        Patterson writes, "The story of Frank Heiser's efforts to establish commercial sugar cane production in Fellsmere during the 1930s reveals much about the character of Florida's agriculture and rural life in the midst of the Great Depression. Heiser overcame hurricanes, unseasonable freezes, reluctant investors, and the federal government to establish the Fellsmere Sugar Company."

        Patterson notes, "Fellsmere Sugar Company saved Fellsmere from economic ruin." As demand for sugar grew, one resident remembered, "Fellsmere seemed, once more, on the upswing. The Fellsmere Inn was a hustling, bustling place."

        Unemployment was staggering the rest of the nation, so those in Fellsmere were happy with any kind of jobs.

        "Concern grew that the community would be inundated with hordes of jobless men seeking work," Patterson writes. "Signs were put up on the roads leading into Fellsmere warning that the mill was not hiring outsiders."

        As the Great Depression sank deeper, the number of jobs at the mill fell off and the hourly rate for those with jobs plunged.

        President Franklin D. Roosevelt's administration and Congress then launched efforts to restrict sugar production and limit sales by setting state-by-state farm quotas. Fellsmere and other Florida cane growers couldn't expand.

        Fellsmere growers endured a hurricane in 1933 and a record freeze in 1934.

        "Heiser proposed a bold plan: Construct a sugar refinery in Fellsmere that would manufacture granulated sugar from the raw product," Patterson writes. "His investors thought he was mad."

        With his own money at stake, that of three New York investors and a federal loan, Heiser's Fellsmere Sugar Company became the Fellsmere Sugar Producers Association.

        "Construction on the refinery began in September 1935. One hundred men were put on the project," Patterson writes. "Once completed, the sugar `factory' would be capable of producing `approximately 100 tons of standard granulated sugar per 24 hours.' The sugar was to be packaged in five-, ten-, twenty-five and one-hundred-pound bags under the trademark `Florida Crystals.' "

        Florida, however, has never been easy on entrepreneurs.

        Sacks of "Florida Crystals" soon found their way to food stores "up and down the eastern seaboard," Patterson writes.

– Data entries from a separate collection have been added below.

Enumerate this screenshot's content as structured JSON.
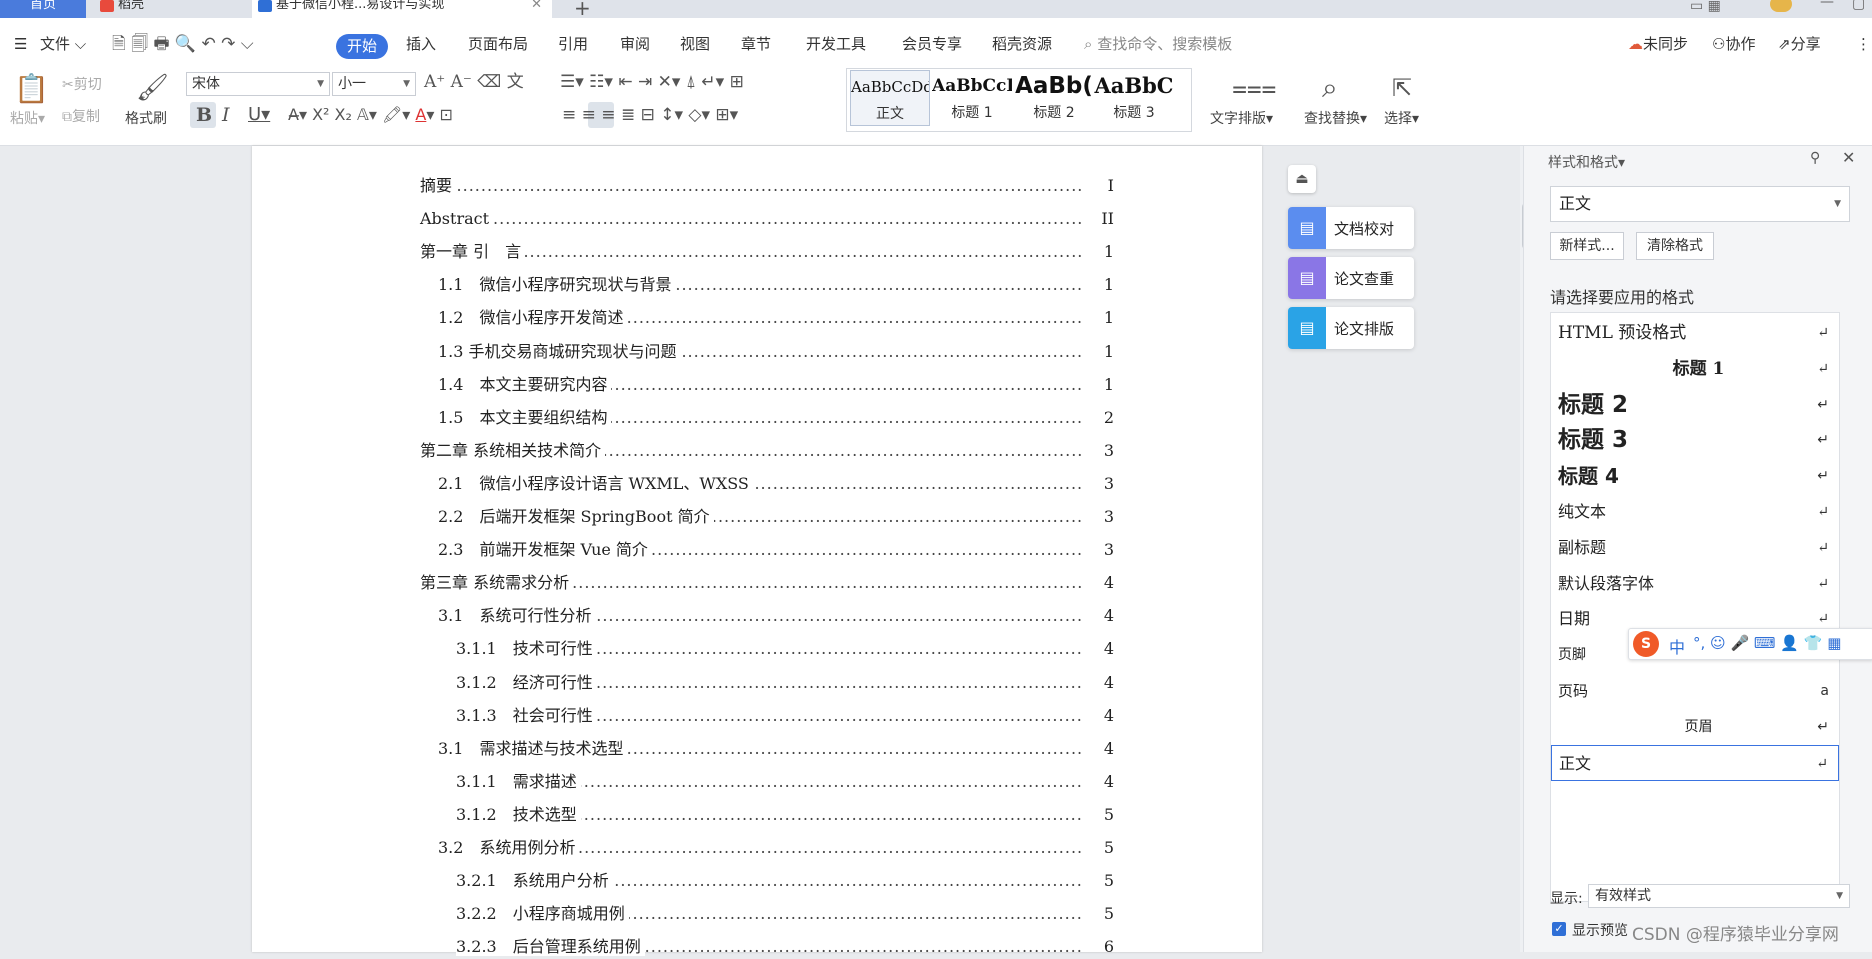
{
  "tabs": {
    "home": "首页",
    "daoke": "稻壳",
    "doc": "基于微信小程...易设计与实现"
  },
  "menu": {
    "file": "文件",
    "items": [
      "开始",
      "插入",
      "页面布局",
      "引用",
      "审阅",
      "视图",
      "章节",
      "开发工具",
      "会员专享",
      "稻壳资源"
    ],
    "search_placeholder": "查找命令、搜索模板",
    "sync": "未同步",
    "collab": "协作",
    "share": "分享"
  },
  "toolbar": {
    "paste": "粘贴",
    "cut": "剪切",
    "copy": "复制",
    "format_painter": "格式刷",
    "font": "宋体",
    "size": "小一",
    "styles": [
      {
        "preview": "AaBbCcDd",
        "label": "正文"
      },
      {
        "preview": "AaBbCcI",
        "label": "标题 1"
      },
      {
        "preview": "AaBb(",
        "label": "标题 2"
      },
      {
        "preview": "AaBbC",
        "label": "标题 3"
      }
    ],
    "text_layout": "文字排版",
    "find_replace": "查找替换",
    "select": "选择"
  },
  "toc": [
    {
      "t": "摘要",
      "p": "I"
    },
    {
      "t": "Abstract",
      "p": "II"
    },
    {
      "t": "第一章 引　言",
      "p": "1"
    },
    {
      "t": "1.1　微信小程序研究现状与背景",
      "p": "1"
    },
    {
      "t": "1.2　微信小程序开发简述",
      "p": "1"
    },
    {
      "t": "1.3 手机交易商城研究现状与问题",
      "p": "1"
    },
    {
      "t": "1.4　本文主要研究内容",
      "p": "1"
    },
    {
      "t": "1.5　本文主要组织结构",
      "p": "2"
    },
    {
      "t": "第二章 系统相关技术简介",
      "p": "3"
    },
    {
      "t": "2.1　微信小程序设计语言 WXML、WXSS",
      "p": "3"
    },
    {
      "t": "2.2　后端开发框架 SpringBoot 简介",
      "p": "3"
    },
    {
      "t": "2.3　前端开发框架 Vue 简介",
      "p": "3"
    },
    {
      "t": "第三章 系统需求分析",
      "p": "4"
    },
    {
      "t": "3.1　系统可行性分析",
      "p": "4"
    },
    {
      "t": "3.1.1　技术可行性",
      "p": "4"
    },
    {
      "t": "3.1.2　经济可行性",
      "p": "4"
    },
    {
      "t": "3.1.3　社会可行性",
      "p": "4"
    },
    {
      "t": "3.1　需求描述与技术选型",
      "p": "4"
    },
    {
      "t": "3.1.1　需求描述",
      "p": "4"
    },
    {
      "t": "3.1.2　技术选型",
      "p": "5"
    },
    {
      "t": "3.2　系统用例分析",
      "p": "5"
    },
    {
      "t": "3.2.1　系统用户分析",
      "p": "5"
    },
    {
      "t": "3.2.2　小程序商城用例",
      "p": "5"
    },
    {
      "t": "3.2.3　后台管理系统用例",
      "p": "6"
    }
  ],
  "float_buttons": [
    "文档校对",
    "论文查重",
    "论文排版"
  ],
  "pane": {
    "title": "样式和格式",
    "current": "正文",
    "new_style": "新样式...",
    "clear_format": "清除格式",
    "prompt": "请选择要应用的格式",
    "styles": [
      "HTML 预设格式",
      "标题 1",
      "标题 2",
      "标题 3",
      "标题 4",
      "纯文本",
      "副标题",
      "默认段落字体",
      "日期",
      "页脚",
      "页码",
      "页眉",
      "正文"
    ],
    "show_label": "显示:",
    "show_value": "有效样式",
    "preview_label": "显示预览"
  },
  "watermark": "CSDN @程序猿毕业分享网",
  "ime": "中"
}
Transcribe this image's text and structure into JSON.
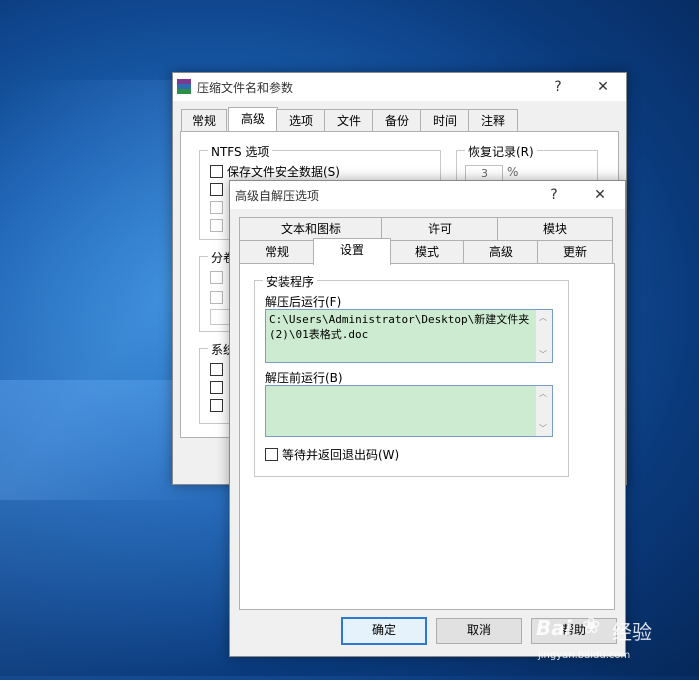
{
  "back_window": {
    "title": "压缩文件名和参数",
    "help": "?",
    "close": "✕",
    "tabs": [
      "常规",
      "高级",
      "选项",
      "文件",
      "备份",
      "时间",
      "注释"
    ],
    "ntfs_group": "NTFS 选项",
    "save_security": "保存文件安全数据(S)",
    "recovery_group": "恢复记录(R)",
    "recovery_value": "3",
    "recovery_unit": "%",
    "split_group": "分卷",
    "system_group": "系统"
  },
  "front_window": {
    "title": "高级自解压选项",
    "help": "?",
    "close": "✕",
    "tabs_row1": [
      "文本和图标",
      "许可",
      "模块"
    ],
    "tabs_row2": [
      "常规",
      "设置",
      "模式",
      "高级",
      "更新"
    ],
    "setup_group": "安装程序",
    "run_after_label": "解压后运行(F)",
    "run_after_value_line1": "C:\\Users\\Administrator\\Desktop\\新建文件夹",
    "run_after_value_line2": "(2)\\01表格式.doc",
    "run_before_label": "解压前运行(B)",
    "run_before_value": "",
    "wait_checkbox_label": "等待并返回退出码(W)",
    "ok": "确定",
    "cancel": "取消",
    "help_button": "帮助"
  },
  "watermark": {
    "brand": "Bai",
    "brand2": "经验",
    "url": "jingyan.baidu.com"
  }
}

        But, in time, Florida's freeze-to-heat-wave climate, federal restrictions and a glut of sugar on the world market, followed by World War II, combined to force Heiser to sell his company to Puerto Rican sugar producers in 1943. Heiser moved to Jacksonville, where he died in 1961.

        Fellsmere remained a sugar town into the 1960s, when the sugar fields, after a series of new owners, became citrus groves and sugar cane moved deeper into the Everglades.

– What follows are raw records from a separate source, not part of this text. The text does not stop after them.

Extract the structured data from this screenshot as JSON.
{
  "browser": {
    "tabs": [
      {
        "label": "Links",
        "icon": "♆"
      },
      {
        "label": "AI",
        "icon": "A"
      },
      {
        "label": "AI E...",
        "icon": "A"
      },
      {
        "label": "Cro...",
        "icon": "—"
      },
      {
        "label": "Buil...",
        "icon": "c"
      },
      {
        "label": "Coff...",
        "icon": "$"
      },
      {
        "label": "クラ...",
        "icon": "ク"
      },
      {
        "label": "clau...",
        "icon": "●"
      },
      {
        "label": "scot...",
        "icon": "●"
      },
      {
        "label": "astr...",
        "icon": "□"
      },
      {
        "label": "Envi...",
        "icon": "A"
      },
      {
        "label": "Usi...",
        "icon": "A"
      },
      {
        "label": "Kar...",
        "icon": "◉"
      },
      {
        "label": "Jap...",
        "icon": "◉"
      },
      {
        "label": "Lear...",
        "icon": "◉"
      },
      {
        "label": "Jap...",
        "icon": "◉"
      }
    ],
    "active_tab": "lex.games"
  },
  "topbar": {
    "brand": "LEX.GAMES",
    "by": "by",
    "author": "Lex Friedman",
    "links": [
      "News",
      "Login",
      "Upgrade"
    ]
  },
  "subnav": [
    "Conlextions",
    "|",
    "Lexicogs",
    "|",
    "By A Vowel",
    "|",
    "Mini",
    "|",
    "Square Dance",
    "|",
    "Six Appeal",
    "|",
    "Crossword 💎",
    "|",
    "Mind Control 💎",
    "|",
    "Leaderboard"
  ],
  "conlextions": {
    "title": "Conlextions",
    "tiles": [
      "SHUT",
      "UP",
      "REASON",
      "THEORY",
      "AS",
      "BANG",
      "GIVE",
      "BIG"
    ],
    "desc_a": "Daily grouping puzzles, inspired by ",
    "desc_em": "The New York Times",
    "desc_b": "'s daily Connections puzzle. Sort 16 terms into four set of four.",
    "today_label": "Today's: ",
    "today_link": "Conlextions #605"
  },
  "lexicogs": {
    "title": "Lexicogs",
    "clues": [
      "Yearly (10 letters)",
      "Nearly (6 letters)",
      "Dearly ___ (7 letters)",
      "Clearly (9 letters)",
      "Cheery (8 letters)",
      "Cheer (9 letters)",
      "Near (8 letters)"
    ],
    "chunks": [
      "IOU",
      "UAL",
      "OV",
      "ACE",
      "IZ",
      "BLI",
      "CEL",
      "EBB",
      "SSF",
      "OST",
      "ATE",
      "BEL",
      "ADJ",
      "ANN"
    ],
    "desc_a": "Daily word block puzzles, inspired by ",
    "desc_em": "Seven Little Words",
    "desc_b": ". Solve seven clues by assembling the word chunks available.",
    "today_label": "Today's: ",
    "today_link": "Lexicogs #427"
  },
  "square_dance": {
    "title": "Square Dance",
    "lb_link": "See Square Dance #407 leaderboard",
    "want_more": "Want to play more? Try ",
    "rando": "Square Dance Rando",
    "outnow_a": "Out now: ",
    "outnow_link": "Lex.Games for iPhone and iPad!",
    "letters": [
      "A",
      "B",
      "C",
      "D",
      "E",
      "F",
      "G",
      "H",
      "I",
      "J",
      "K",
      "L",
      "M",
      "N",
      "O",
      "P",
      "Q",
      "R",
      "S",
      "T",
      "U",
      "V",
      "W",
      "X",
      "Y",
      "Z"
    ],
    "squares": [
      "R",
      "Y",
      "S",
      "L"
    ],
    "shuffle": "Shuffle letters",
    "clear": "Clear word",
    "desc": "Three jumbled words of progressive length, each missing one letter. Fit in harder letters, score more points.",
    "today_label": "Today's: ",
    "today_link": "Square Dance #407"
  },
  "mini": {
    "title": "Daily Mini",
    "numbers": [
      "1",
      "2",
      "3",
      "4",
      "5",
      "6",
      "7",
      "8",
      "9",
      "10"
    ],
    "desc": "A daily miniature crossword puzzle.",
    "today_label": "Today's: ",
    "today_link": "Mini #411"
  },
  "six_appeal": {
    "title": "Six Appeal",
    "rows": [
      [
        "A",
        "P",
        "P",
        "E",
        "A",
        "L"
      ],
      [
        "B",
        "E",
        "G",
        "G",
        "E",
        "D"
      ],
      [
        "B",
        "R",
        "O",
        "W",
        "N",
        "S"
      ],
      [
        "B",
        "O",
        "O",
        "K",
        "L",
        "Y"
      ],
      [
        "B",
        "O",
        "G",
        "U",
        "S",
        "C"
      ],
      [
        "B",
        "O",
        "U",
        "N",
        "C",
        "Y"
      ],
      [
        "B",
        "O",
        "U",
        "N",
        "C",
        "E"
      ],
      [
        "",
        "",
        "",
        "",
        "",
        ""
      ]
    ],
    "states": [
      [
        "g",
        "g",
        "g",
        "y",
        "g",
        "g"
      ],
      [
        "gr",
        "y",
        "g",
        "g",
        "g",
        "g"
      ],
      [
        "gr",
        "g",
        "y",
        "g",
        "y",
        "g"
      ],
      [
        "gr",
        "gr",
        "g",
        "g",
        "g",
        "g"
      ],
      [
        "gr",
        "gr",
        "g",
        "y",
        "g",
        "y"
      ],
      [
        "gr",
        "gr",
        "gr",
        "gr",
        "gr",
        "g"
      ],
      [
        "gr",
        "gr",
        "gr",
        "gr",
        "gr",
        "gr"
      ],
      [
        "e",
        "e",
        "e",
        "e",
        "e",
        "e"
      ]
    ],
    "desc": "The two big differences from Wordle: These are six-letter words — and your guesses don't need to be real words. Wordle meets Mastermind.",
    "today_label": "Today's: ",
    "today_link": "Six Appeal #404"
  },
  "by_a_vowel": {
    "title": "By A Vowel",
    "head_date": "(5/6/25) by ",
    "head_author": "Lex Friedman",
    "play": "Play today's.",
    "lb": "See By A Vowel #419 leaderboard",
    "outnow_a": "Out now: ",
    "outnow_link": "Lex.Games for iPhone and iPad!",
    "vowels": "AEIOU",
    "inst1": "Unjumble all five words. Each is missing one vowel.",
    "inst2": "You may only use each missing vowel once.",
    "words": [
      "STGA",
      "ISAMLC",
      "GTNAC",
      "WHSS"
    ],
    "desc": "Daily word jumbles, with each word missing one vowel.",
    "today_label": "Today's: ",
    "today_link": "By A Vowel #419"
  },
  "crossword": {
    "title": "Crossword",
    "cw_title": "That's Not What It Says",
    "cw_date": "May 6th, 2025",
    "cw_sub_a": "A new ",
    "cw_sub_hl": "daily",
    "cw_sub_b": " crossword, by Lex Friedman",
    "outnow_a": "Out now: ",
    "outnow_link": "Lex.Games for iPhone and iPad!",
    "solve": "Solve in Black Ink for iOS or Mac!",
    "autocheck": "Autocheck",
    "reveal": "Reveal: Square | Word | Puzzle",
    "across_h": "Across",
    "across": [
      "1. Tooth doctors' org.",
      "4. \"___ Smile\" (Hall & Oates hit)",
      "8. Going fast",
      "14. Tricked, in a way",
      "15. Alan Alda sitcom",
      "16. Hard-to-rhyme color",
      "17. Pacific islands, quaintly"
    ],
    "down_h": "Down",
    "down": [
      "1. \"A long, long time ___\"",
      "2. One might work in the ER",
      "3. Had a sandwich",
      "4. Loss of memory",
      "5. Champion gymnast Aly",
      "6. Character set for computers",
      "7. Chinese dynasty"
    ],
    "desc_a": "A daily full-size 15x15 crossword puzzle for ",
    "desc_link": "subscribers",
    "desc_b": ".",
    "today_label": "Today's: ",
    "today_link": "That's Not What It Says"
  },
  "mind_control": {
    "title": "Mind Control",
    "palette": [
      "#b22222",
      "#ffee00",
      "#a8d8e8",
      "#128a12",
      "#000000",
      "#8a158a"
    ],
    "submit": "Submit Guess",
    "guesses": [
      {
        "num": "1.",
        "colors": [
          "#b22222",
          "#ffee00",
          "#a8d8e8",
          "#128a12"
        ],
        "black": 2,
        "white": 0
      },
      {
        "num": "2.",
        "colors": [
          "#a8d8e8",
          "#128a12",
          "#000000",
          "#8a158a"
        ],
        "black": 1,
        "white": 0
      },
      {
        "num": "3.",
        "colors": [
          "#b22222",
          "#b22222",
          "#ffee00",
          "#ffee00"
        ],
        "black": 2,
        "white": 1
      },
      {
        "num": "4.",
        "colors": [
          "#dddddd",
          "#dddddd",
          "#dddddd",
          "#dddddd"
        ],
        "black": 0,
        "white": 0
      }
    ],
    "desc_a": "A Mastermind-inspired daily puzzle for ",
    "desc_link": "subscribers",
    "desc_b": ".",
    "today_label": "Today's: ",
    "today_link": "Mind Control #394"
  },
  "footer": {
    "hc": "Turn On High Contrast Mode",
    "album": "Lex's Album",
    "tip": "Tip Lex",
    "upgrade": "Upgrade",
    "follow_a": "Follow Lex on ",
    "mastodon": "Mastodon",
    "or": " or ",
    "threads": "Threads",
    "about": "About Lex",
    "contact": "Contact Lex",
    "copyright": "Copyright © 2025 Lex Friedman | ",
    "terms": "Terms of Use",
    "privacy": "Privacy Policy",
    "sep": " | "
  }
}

        The "Florida Crystals" brand remains a staple of the state's agricultural economy.

 
 
Copyright  2005: Jim Robison
Donated to the Genealogy Club of Osceola County for posting on their website